Now you have pins sighted in at 20 to 60 yards, your slider is level with the body of the sight and you are ready for the next step. Mark with a pencil or a sharpie on the scale bar where the red indicator arrow is. Now, with the knob/dial, slide the sight down to where your 20 yard pin is further down the scale and sight in your 20 yard pin (top pin) at 60 yards by moving the slider (nothing else). When your sight is in that position — top pin hitting the bullseye at 60 yards — make another mark on the sight scale with a pencil or sharpie where the indicator arrow is.
Now, every slider sight comes with a set of sight tapes. Hold the tapes up to the two marks you made and find the one that matches your 20 yard mark and your 60 yard mark. The one that matches those perfectly will be your sight tape. Move your slider back to the default location up (level with the body of the sight) and apply your tape to the display scale. The indicator will set on the 60 yard mark and your tape will look like this.
You now have a sight where the pins are set in that position from 20 to 60 yards and you can use the 60 yard pin and slider for 70, 80 and 90 yards. You can also use your 20 yard pin and the slider for any range in between 20 to 60 yards.
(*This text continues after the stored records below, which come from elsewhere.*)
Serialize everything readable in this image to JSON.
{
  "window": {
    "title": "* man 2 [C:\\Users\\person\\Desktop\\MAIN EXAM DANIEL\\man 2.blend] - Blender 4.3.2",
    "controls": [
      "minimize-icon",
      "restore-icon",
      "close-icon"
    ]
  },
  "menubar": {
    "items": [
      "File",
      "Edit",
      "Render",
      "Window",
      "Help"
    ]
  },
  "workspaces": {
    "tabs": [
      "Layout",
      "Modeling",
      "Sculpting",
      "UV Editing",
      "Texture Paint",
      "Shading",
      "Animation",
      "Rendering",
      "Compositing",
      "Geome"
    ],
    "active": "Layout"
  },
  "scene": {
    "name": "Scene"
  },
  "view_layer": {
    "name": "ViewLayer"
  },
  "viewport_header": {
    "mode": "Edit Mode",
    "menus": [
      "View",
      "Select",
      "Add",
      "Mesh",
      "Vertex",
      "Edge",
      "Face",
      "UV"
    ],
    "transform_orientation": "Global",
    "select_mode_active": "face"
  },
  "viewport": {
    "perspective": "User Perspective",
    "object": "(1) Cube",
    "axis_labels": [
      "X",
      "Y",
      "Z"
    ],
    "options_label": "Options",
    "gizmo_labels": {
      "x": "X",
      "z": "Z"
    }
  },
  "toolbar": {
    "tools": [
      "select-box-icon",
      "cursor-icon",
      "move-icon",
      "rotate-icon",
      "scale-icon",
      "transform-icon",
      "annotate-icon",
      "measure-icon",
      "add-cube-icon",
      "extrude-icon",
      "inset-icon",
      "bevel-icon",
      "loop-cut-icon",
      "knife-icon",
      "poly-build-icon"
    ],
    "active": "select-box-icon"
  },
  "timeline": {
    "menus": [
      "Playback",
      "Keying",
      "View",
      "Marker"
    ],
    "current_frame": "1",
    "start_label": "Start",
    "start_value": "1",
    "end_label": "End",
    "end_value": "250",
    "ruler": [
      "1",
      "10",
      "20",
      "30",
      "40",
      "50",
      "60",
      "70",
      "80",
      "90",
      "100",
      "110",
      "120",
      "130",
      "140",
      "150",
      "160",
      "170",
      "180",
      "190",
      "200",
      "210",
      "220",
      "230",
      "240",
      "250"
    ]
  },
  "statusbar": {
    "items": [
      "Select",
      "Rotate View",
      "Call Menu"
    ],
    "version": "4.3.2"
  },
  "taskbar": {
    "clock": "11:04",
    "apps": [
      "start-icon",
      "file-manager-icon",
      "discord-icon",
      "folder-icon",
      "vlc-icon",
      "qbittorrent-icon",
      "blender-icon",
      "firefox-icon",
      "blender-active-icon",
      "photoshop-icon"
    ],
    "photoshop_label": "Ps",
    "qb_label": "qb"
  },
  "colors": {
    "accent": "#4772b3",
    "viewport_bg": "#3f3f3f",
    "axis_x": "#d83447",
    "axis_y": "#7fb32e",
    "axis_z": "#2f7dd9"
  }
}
Single pin slider
Sighting in a single pin slider sight is similar to the above process except that you should start with the default in the highest position you can slide the sight up. Then, move your gang adjustment (vertical and horizontal) to sight in your bow at 20 yards. Then, you can move the sight down with your slider to sight each yardage at 30, 40, 50, 60, etc. yards. Once you have several distances sighted in, mark those on the scale with a pencil and compare to the included sight tapes. You can pick out the tape that matches perfectly and install it on the sight with the slider in the highest position, which is 20 yards sighted in, and the indicator will point to the 20 yard mark on the sight tape.
Follow the same steps only without the adjustments to a slider. Move the center pin to the center of the housing. After that, move the individual 30 and 20 yard pins up and the 50 and 60 yard pins down, making a guess at the gaps. Next, at 10 yards, draw (using your top pin) and fire an arrow at a single point on a large target to see where it hits. This is to ensure that you won’t lose an arrow at longer ranges. If you do not hit the target, use the gang adjustments to close the gap. Do not move the individual pin(s); only use the vertical and horizontal gang adjustment to get you close.
Then, move back to 40 yards and sight in that pin using the vertical and horizontal gang adjustments. Next, sight in your 30, 20, 50, and 60 yard pins by moving the pins up or down. You are now sighted in and ready to go.
I was once at a 3D shoot when a shooter who was much better than me said, “You are really only as accurate as your marks.” What he meant by that is that your pins or marks have to be perfect in order to hit what you are aiming at. There is more that goes into being accurate, but your pins and your sight in process is something that you should not overlook. Sighting in your bow may take a day or an entire week, but it’s worth the effort knowing that it is in the exact location you need it to be when the shot on the buck or bull of a lifetime presents itself.
Some other archery-related articles you might find helpful:
- What does it really mean to “tune” your bow?
- How to broadhead tune arrows
- The ins and outs of selecting an archery peep sight